**To do:**
Every line below that has the string "subtitle" needs to be copied.

*** Data to use Section Begins ***

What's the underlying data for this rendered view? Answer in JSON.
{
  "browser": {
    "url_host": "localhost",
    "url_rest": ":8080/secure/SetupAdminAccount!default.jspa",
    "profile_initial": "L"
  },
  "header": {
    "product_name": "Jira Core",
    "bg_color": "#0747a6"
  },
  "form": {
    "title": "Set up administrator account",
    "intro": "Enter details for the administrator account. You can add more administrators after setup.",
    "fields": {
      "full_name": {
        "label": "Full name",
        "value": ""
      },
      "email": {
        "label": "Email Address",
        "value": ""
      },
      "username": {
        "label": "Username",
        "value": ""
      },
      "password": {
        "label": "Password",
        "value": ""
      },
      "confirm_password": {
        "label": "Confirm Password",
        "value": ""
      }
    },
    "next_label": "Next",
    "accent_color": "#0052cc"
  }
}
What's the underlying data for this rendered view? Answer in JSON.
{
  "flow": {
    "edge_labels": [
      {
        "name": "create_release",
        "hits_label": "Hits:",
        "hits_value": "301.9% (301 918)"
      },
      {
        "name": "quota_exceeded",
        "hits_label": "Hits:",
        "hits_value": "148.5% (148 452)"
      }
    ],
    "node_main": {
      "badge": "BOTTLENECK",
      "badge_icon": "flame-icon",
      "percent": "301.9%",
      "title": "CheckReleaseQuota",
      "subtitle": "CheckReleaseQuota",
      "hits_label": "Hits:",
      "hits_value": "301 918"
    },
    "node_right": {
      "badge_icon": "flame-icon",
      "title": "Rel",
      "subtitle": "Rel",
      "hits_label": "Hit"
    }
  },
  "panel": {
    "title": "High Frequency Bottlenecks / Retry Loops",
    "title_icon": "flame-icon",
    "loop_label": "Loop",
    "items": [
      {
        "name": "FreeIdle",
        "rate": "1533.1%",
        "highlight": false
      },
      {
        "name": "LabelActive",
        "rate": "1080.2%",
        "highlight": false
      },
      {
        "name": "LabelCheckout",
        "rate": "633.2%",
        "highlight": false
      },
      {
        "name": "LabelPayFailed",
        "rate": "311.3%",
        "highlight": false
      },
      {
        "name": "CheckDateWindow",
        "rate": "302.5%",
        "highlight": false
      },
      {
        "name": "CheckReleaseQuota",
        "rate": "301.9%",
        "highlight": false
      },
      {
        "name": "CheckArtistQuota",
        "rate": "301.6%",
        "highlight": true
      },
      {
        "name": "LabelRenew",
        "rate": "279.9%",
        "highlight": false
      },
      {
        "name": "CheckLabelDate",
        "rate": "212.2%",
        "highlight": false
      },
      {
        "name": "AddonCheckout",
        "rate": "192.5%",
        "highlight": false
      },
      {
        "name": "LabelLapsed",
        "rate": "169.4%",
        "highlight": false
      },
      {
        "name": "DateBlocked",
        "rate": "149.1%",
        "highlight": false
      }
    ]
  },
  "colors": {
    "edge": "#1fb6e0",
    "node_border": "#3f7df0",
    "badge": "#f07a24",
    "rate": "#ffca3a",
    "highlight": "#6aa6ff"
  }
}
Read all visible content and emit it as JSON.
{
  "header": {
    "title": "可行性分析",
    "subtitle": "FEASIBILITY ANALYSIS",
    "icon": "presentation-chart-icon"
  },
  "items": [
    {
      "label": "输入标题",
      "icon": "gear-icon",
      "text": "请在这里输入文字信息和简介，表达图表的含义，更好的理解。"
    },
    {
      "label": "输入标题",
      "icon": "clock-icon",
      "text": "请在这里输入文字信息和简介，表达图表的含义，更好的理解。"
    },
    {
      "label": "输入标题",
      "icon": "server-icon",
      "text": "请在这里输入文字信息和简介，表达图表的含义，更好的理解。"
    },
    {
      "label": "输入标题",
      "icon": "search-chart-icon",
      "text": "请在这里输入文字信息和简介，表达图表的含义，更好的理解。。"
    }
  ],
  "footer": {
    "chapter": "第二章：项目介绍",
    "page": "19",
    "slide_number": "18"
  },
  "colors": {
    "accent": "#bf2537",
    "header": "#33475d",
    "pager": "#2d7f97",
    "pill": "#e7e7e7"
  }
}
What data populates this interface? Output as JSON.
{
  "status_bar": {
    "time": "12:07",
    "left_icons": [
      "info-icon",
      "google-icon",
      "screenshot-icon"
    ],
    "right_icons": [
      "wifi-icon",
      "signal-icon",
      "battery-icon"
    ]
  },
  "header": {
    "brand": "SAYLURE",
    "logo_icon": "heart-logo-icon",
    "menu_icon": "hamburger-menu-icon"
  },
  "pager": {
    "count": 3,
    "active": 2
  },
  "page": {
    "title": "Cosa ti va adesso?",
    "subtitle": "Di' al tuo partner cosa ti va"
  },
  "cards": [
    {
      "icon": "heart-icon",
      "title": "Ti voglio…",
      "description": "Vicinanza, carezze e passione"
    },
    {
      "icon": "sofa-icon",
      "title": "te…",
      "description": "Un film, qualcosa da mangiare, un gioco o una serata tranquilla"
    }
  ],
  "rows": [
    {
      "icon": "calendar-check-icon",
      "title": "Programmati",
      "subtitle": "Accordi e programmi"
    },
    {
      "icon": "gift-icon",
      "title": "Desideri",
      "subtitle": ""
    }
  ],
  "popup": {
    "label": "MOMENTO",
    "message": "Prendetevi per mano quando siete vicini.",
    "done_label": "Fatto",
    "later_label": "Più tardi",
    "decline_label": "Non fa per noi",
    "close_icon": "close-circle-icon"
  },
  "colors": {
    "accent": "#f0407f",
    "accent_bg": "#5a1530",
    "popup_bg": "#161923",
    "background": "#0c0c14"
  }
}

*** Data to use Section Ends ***

**Solution to this exercise:**
      "subtitle": "CheckReleaseQuota",
      "subtitle": "Rel",
    "subtitle": "FEASIBILITY ANALYSIS",
    "subtitle": "Di' al tuo partner cosa ti va"
      "subtitle": "Accordi e programmi"
      "subtitle": ""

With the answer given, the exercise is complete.